|Abstract:||Reduced aerobic fitness is associated with an increased risk of cardiovascular diseases among the older population. The aim of this study was to investigate the effects of LED irradiation (850 nm) applied during treadmill training on the maximal exercise tolerance in postmenopausal women. At the beginning of the study, 45 postmenopausal women were assigned randomly to three groups, and 30 women completed the entire 6 months of the study. The groups were: (1) the LED group (treadmill training associated with phototherapy, n = 10), (2) the exercise group (treadmill training, n = 10), and (3) the sedentary group (neither physical training nor phototherapy, n = 10). The training was performed for 45 min twice a week for 6 months at intensities between 85% and 90% maximal heart rate (HRmax). The irradiation parameters were 39 mW/cm(2), 45 min and 108 J/cm(2). The cardiovascular parameters were measured at baseline and after 6 months. As expected, no significant differences were found in the sedentary group (p a parts per thousand yenaEuro parts per thousand 0.05). The maximal time of tolerance (Tlim), metabolic equivalents (METs) and Bruce stage reached significantly higher values in the LED group and the exercise group (p < 0.01). Furthermore, the HR, double product and Borg score at isotime were significantly lower in the LED group and in the exercise group (p < 0.05). However, the time of recovery showed a significant decrease only in the LED group (p = 0.003). Moreover, the differences between before and after training (delta values) for the Tlim, METs and HR at isotime were greater in the LED group than in the exercise group with a significant intergroup difference (p < 0.05). Therefore, the infrared LED irradiation during treadmill training can improve maximal performance and post-exercise recovery in postmenopausal women.|
|Editor:||Springer London Ltd|
|Appears in Collections:||Unicamp - Artigos e Outros Documentos|

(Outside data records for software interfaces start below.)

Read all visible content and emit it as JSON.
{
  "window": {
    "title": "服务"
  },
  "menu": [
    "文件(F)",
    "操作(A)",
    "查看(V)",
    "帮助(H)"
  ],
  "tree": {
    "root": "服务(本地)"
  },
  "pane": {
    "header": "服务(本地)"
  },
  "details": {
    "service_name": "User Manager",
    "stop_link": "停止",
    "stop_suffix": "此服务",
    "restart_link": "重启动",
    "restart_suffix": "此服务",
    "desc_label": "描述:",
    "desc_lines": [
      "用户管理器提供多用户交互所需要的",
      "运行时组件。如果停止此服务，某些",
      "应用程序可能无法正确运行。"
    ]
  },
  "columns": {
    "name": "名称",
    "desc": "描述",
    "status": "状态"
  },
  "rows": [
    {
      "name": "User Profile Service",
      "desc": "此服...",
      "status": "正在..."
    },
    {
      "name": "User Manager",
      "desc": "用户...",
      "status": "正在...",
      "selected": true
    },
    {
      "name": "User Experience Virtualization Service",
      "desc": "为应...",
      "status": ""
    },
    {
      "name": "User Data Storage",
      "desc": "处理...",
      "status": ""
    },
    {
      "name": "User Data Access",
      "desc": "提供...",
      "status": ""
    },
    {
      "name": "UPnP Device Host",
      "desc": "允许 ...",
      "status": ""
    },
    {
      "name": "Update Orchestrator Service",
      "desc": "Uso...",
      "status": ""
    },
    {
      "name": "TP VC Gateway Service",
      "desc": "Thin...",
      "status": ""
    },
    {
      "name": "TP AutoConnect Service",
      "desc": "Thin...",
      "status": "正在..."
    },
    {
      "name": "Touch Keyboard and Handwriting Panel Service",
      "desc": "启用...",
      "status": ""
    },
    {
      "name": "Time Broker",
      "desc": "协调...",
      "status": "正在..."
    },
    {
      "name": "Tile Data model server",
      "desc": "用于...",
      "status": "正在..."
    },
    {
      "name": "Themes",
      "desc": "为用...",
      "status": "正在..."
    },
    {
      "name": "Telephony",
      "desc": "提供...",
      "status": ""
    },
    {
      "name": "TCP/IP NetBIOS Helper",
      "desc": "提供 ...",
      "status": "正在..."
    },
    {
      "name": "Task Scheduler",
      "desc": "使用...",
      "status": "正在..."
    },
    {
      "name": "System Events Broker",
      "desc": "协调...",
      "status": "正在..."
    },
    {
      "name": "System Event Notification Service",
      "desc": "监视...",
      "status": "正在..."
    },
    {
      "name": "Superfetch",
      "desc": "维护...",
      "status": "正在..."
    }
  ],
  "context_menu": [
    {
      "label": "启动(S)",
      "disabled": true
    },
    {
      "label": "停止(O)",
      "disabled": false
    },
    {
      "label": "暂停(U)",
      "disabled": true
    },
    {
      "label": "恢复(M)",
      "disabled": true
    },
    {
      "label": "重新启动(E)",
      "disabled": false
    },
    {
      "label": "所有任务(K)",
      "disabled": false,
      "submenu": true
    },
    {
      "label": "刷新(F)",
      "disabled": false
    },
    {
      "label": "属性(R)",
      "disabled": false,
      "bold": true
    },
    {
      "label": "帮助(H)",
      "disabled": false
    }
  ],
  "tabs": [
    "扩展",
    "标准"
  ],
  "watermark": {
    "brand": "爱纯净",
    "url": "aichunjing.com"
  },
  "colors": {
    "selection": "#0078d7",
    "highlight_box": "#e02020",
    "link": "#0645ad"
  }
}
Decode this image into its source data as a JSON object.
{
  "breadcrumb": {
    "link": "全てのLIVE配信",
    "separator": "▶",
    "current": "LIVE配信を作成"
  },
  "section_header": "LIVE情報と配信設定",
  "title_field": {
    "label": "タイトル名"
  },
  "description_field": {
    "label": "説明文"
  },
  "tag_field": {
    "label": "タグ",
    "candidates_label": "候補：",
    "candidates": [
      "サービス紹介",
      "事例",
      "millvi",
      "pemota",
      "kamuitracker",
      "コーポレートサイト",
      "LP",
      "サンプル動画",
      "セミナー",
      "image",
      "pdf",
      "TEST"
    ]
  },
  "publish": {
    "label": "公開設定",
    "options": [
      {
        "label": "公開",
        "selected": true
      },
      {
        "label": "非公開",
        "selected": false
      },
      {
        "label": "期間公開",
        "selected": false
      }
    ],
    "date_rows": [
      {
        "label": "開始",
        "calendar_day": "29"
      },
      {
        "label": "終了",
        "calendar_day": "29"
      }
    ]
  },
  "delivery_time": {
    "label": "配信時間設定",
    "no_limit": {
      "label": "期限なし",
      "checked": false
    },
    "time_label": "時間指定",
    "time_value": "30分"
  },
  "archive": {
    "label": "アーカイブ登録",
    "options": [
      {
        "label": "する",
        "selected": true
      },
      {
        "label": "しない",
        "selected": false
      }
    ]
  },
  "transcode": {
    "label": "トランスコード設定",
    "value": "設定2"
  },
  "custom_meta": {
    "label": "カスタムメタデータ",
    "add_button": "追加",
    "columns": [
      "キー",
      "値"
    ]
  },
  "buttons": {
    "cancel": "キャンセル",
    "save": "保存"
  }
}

Files in This Item:
There are no files associated with this item.
Items in DSpace are protected by copyright, with all rights reserved, unless otherwise indicated.